That was the first question Roger Osorio, the facilitator of StartUp Weekend around the globe, asked first-time goers. As per my understanding, it’s a weekend (obviously) event where entrepreneurs pitch their ideas and turn it into reality by Sunday night. Here’s what startupweekend.org says about it: “In just 54 hours, you will experience the highs, lows, fun, and pressure that make up life at a startup. As you learn how to create a real company, you’ll meet the very best mentors, investors, cofounders, and sponsors who are ready to help you get started.”
Here’s the highlight reel from the YouTube channel by korendezvous!
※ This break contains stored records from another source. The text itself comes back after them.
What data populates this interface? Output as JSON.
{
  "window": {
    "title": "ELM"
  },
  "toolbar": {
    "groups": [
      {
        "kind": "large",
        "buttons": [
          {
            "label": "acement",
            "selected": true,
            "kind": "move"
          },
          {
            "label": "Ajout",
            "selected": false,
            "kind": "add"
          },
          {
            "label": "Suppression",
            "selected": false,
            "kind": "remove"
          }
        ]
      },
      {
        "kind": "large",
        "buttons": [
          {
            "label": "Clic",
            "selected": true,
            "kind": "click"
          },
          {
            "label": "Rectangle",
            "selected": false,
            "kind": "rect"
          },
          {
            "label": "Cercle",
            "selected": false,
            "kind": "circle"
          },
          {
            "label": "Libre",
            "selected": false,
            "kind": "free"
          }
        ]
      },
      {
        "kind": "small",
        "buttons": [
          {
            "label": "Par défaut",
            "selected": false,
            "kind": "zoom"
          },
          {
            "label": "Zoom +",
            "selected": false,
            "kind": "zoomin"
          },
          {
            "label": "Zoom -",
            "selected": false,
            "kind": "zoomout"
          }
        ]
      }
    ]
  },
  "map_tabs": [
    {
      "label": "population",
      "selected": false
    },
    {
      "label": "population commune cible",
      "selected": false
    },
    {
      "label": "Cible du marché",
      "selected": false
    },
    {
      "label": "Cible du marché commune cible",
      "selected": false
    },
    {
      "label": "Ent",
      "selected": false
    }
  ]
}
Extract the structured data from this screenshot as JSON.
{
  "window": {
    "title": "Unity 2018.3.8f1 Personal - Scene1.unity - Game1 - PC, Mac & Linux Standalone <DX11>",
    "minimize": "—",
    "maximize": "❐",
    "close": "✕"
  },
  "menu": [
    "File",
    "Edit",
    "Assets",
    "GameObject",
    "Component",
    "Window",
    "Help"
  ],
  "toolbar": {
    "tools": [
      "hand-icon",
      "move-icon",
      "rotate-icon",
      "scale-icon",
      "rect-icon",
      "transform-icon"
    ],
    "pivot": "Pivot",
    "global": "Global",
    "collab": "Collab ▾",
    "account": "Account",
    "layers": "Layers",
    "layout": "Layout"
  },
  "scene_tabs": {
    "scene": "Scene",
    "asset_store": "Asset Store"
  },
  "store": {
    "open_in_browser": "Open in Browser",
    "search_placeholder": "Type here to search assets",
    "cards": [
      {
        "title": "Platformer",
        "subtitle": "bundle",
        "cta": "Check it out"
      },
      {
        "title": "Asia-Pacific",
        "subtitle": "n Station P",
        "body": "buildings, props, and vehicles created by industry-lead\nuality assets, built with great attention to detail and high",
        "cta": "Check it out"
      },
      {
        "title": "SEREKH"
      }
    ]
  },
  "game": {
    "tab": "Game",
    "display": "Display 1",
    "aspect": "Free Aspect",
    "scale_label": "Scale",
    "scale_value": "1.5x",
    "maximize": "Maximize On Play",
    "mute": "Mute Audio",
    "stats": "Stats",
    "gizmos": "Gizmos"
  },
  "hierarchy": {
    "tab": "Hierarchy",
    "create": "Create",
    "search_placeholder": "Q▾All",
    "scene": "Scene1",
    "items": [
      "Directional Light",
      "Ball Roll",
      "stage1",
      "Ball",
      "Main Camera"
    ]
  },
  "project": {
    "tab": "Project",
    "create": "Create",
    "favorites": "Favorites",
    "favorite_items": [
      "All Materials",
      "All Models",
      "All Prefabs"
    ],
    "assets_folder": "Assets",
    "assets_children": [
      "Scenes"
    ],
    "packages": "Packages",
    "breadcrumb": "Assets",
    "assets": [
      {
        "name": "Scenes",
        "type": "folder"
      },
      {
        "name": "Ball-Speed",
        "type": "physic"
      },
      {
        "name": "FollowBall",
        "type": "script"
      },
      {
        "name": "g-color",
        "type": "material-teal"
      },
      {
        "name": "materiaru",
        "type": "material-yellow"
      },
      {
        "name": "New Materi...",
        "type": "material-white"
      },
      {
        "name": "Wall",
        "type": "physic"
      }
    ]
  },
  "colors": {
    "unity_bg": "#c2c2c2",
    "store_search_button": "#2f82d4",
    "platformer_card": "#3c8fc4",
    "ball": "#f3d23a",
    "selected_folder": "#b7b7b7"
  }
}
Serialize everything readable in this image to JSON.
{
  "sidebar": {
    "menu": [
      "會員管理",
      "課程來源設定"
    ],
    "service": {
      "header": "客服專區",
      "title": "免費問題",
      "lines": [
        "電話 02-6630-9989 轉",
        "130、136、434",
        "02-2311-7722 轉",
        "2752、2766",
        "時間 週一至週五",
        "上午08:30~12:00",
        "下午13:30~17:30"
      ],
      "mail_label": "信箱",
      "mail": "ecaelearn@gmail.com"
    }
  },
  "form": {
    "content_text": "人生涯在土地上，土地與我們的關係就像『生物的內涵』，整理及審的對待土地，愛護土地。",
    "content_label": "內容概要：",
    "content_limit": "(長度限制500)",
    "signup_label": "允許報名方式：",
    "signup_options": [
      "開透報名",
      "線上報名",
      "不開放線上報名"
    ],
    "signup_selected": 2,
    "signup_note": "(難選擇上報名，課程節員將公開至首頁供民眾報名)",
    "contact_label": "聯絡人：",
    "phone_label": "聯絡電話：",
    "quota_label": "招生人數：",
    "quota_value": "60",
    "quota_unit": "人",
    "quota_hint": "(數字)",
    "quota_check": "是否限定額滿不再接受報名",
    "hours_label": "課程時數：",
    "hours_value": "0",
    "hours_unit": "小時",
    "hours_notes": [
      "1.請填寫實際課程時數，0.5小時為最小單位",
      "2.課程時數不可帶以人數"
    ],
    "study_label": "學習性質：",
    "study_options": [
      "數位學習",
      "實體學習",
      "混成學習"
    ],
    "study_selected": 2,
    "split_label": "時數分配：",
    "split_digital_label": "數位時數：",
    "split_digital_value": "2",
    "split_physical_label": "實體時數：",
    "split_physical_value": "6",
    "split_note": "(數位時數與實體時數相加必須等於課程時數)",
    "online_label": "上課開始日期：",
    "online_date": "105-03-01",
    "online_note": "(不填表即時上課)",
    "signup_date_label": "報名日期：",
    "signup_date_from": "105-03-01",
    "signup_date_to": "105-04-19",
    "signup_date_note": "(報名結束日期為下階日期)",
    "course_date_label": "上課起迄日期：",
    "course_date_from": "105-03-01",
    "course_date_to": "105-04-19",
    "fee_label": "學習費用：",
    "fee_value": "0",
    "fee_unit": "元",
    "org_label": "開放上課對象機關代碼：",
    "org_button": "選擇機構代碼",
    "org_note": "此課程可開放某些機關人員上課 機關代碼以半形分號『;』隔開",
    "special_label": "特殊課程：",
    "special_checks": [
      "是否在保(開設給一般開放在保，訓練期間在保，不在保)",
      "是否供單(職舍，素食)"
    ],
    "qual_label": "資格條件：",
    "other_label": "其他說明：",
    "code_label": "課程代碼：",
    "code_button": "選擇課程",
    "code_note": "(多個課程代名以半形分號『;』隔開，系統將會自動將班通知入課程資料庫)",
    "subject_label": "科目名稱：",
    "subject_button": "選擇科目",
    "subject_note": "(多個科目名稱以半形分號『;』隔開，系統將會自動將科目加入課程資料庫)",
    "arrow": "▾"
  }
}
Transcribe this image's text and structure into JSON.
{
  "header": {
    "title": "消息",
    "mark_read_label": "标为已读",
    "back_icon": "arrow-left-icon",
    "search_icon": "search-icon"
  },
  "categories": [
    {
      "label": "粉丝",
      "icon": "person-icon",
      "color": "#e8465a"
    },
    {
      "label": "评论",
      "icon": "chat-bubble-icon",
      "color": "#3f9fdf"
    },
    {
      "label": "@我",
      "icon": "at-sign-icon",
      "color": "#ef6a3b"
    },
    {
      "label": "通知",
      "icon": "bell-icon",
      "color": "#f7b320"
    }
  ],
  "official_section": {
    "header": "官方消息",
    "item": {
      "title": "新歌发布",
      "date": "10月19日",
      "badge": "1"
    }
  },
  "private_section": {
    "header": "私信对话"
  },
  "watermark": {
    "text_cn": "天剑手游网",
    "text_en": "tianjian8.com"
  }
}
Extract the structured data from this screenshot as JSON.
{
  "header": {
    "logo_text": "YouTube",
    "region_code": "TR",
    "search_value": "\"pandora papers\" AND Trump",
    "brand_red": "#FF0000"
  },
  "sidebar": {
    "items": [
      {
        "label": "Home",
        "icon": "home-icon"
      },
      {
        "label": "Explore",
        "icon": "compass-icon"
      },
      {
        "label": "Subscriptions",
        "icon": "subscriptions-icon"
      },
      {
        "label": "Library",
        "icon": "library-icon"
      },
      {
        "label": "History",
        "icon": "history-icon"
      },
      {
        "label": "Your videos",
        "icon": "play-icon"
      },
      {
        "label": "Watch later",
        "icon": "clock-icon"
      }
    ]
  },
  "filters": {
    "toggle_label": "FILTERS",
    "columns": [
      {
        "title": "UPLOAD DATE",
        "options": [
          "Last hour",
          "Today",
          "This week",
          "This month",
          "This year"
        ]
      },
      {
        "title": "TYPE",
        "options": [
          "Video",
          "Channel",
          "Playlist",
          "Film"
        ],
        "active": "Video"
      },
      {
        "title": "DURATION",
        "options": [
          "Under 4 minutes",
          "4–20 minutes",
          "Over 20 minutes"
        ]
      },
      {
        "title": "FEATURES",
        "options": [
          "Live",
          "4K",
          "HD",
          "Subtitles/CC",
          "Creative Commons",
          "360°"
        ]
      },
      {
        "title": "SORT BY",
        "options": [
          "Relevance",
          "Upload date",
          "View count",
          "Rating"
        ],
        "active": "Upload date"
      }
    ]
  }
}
Being of Filipino descent, I’m used to hearing about the glorification of formal schooling. It’s almost as if your worth is decided on the premise of whether or not you graduated from college. Take it a step further: your major is of no value unless it’s in medicine (read: doctor), law, or engineering. Their advice usually falls along the line of “Do well in school so you’ll have a great life.” This means a degree 100% equals a great life. I beg to differ.
As some of you might be aware, I started Breaking Boundaries to help empower and inspire people to go after their passion(s). I get motivated when I meet people who are set on finding success and work really hard to turn their dreams into reality even when the odds are stacked against them. I haven’t been to a startup event in a long time, but I figured I should start regularly attending some to meet industry disrupters and share their stories with you. Awesome thing is, I have been finding opportunities to network with go-getters that I have overlooked in the past. I guess it’s true when they say you attract what you are ready for.
Entrepreneurship is not for the faint of heart. A lot of people get caught up in the appeal of entrepreneurship that they forget it takes much more than “wanting” to be one to succeed as one. Just as there are certain truths that people should know before venturing out and starting their own business, there are also certain false beliefs that surround business ownership.
I remember the first time I hit “the zone.” It was my first time swimming with the Varsity team after about two months with the Junior Varsity. I was a freshman not knowing how to swim when I joined the team. The only reason I decided to join was because a soccer teammate said it was going to be fun. I literally thought all we’d do was splash around like one would do at a public pool. Boy, was I wrong.
I pump out about 2 posts a week. However, recently I’ve been pumping out 3. I’ve had advice where people told me to put out content every day, or at least 5 days out of the week. That’s something I absolutely would not mind doing, but I just don’t think I can be consistent with it.
During my years in business, between coaching and listening to colleagues and friends, one of the questions that routinely pops up is how to manage time between business and family. I was actually asked this question on this blog post recently and I figured I’d elaborate on it.
..is because they don’t have a plan, so they don’t have an idea what they should be acting upon. I’ve fallen prey to this more times than I’d like to admit. You have this vague idea of what you want to accomplish and then when your head hits the pillow, you realize you haven’t accomplished much. Even though you’ve “done” things. I hate that feeling.
I’ve had this sense of urgency since I was about 12/13 years old. The feeling that I’m running out of time to accomplish everything I’ve set out to accomplish and it has stayed with me to this day. And when I feel like I could’ve done more, it just really bothers me. I’m sure I’m not the only one who feels they can be more productive and what I’ve found is that when you don’t have a plan, you tend to drift aimlessly.
That was the statement written on my favorite shirt when I was an angsty 15 year old in high school. “Soul Rebel” was on my second favorite shirt. I used to listen to fast-paced, sometimes unintelligible, punk rock music. Or, as my mom calls it, the devil’s music.
Being an independent thinker, a free spirit, and doing what I think is right for myself have always been high on my priority list. Having a rebellious streak, it doesn’t come as a surprise that I gravitate towards punk rock. Punk rock challenges conventional norms and ideas. Punk rock embodies the idea of living life the way you want to. The punk rock attitude exemplifies throwing away everyone else’s opinions out the window. All these characteristics, I believe, an entrepreneur should also possess.
I learned a lot from Malcom Gladwell’s The Tipping Point: How Little Things Can Make A Big Difference. He spoke about how epidemics of demand happen and the types of people who can trigger it. Malcolm claims that there are 3 types of people who start epidemics: the Connectors, the Mavens, and the Salesmen. For this article, we’re going to focus on the Mavens–the people who start word-of-mouth epidemics.
Before we go further, let’s define what word-of-mouth is. According to businessdictionary.com, it is an oral or written recommendation by a satisfied customer to the prospective customers of a good or service and is considered to be the most effective form of promotion.